<Ftn: These approbations are reproduced above all because they are from two prelates who were friends of Saint Vincent. The bishop of Evreux was Henri Cauchon de Maupas du Tour, 1600-1680, first chaplain to Anne of Austria, and then bishop of Le Puy. In 1661 he was named bishop of Evreux. On November 23, 1660, nearly two months after the saint's death, he pronounced the funeral oration at the official memorial service sponsored by the members of the Tuesday Conferences, held at Saint Germain l'Auxerrois in Paris.>

Approbation of the Archbishop of Auch

We, Henri de la Mothe, doctor of the University of Paris and archbishop of Auch, declare that we have read the book entitled Life of the Venerable Servant of God Vincent de Paul, written by Monsieur Louis Abelly, bishop of Rodez. In it we have found nothing but what is edifying and which may not serve as an example for all classes of persons to imitate. Its subject and his life's work is described with such force, such sincerity and in such vivid colors that it is not necessary to have known him intimately or to have spoken with him familiarly. He can be found in this book even better than in life, for he kept himself hidden from the eyes of men, to reveal himself to God alone. We judge that this book should be published and read by everyone.

Done at Paris, this thirtieth day of August, 1664.
Henri de la Mothe [Houdancourt], archbishop of Auch.

Approbation of the Bishop of Evreux

The Church has long endured the cruelty of tyrants, but also the shame of the reproaches made by the prophets against the leaders of the people. Ezekiel complained that the flock of the Lord was dispersed for want of a shepherd. Zechariah called the negligent shepherd an idol since he was useless for guarding his flock which he abandoned in times of stress. The Fathers of the Church lamented the same deplorable evil. Saint Gregory of Nazianzus, among others, while expressing his astonishment at seeing how the good shepherd patiently endured all the rigors of the seasons to assure the safety of the sheep whose guardian he was, could only grieve at the sight of the sheepfold of the Savior of the world exposed to the attack of wolves for want of true shepherds. Souls, whom he calls simply thinking sheep, instead of having true pastors are at the whim of mercenaries who abandon the sheep at the first sign of difficulty.

The Sovereign Pastor who watches over his Church has raised up for us in the person of Monsieur Vincent a faithful servant, filled with zeal for his glory and burning with love for the salvation of souls. We have only to read this story of his life, written by the bishop of Rodez, to be convinced of this. I attest that I have read and even reread the books so filled with doctrine and piety the bishop has given the public in the past. I have studied them even in a spirit of admiration. I urge the faithful to read and meditate upon his latest work which cannot help being very useful in impressing on their hearts a true and solid devotion.

Given at Evreux on the feast of Saint Bernard, April 20, 1664.
Henri, bishop of Evreux.

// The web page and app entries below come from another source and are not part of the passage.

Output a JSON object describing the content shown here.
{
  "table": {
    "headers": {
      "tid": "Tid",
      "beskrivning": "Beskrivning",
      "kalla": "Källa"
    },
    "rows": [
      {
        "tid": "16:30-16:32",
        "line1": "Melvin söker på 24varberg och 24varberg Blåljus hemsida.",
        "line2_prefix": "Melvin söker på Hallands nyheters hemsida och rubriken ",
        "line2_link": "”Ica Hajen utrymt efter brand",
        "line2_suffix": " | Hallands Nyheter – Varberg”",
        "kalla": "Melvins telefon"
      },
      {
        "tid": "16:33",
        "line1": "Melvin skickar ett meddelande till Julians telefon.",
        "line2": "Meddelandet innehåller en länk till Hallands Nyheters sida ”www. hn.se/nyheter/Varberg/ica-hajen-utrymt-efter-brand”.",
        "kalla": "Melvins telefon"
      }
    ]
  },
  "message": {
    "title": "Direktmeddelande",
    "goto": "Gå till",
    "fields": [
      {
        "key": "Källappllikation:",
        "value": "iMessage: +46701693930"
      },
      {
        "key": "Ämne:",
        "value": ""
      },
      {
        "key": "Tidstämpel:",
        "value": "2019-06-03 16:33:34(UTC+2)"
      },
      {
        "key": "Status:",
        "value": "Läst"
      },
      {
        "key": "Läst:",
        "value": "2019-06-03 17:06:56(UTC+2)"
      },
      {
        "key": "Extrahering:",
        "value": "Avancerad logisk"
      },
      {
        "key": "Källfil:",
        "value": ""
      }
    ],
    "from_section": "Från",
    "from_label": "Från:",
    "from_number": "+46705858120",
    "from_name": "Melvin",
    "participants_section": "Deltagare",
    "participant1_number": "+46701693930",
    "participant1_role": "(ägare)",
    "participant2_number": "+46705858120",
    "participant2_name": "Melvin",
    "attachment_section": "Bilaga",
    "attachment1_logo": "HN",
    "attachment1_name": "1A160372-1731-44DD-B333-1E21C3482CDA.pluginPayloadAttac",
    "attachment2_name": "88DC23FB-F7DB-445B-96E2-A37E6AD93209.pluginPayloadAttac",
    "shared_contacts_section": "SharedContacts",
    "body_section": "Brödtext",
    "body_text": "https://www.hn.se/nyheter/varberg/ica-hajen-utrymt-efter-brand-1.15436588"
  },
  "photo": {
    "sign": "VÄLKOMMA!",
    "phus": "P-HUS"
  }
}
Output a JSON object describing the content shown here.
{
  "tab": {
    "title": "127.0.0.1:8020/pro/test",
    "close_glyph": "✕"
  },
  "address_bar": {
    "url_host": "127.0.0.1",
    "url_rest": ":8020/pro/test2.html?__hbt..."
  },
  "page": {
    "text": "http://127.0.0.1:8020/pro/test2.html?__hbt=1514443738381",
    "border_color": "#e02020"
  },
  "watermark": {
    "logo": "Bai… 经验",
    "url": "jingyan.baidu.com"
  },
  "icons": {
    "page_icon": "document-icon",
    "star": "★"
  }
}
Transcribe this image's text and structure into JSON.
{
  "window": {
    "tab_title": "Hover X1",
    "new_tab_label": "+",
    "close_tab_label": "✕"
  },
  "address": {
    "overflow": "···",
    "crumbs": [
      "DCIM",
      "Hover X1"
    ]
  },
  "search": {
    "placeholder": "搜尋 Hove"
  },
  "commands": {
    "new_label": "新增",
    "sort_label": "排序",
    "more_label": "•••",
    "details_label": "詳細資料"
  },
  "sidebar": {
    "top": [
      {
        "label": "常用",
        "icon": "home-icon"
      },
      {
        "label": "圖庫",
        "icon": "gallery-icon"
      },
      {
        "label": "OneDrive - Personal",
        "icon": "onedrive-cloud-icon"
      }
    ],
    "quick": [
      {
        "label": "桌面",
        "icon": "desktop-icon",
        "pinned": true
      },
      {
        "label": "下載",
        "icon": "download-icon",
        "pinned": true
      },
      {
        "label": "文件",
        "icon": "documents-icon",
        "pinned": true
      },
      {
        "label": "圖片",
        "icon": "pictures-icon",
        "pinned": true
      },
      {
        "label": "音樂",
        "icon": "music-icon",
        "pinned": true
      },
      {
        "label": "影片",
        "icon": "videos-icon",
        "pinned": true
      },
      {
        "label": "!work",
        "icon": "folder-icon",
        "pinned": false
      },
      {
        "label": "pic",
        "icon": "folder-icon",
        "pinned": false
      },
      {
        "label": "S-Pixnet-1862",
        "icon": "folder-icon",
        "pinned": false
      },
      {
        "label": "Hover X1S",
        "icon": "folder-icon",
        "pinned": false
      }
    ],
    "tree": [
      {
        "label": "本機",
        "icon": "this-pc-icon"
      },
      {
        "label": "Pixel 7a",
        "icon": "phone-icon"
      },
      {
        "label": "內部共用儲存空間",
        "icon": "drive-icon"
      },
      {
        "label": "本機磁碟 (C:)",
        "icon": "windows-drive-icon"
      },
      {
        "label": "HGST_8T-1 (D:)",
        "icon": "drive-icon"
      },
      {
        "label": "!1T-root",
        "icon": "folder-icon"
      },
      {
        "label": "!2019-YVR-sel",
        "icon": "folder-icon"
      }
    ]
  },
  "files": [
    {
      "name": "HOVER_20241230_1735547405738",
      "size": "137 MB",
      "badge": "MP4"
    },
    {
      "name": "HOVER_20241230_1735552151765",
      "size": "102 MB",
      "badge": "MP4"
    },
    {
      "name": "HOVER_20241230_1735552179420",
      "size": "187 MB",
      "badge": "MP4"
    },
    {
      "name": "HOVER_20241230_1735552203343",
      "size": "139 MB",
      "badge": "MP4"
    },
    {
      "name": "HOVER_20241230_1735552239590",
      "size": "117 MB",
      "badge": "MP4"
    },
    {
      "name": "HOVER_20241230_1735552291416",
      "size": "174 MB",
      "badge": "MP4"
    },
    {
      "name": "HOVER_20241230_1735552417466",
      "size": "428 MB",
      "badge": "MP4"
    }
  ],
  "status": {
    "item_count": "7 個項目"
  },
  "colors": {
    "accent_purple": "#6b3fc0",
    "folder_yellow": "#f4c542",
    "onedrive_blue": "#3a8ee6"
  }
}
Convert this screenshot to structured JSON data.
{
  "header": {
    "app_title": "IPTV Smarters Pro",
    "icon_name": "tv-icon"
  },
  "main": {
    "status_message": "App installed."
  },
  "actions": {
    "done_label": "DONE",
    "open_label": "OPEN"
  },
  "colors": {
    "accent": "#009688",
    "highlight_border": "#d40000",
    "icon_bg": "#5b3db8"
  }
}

By the grace and privilege of the king, it has been permitted to Florentin Lambert, a bookseller in Paris, to print or to have printed, to sell and to distribute throughout the kingdom, a book entitled The Life of the Venerable Servant of God Vincent de Paul, Founder and First Superior General of the Congregation of the Mission, by Monsieur Louis Abelly, Bishop of Rodez; and to do this in the size, character and as many times as he judges it proper, for the period of twenty consecutive years. It is forbidden to all printers, booksellers and others to print, to have printed, to sell, or to distribute this book in whatever way and manner, and under whatever possible pretext, without the agreement of Lambert, or of those so entitled, under pain of confiscation of copies, arbitrary fine, expenses, damages and interest, according as it has been further specified in this privilege, granted at Paris May 19, 1664. And the twenty-second year of our reign. Signed: BARDON

Registered in the volume of the guild of printers and booksellers of this city, August 19, 1664.
E. Martin, Syndic
Printing completed for the first time, September 10, 1664.
Copies have been furnished.

Index of Abelly: Book One: links to all chapters in Book One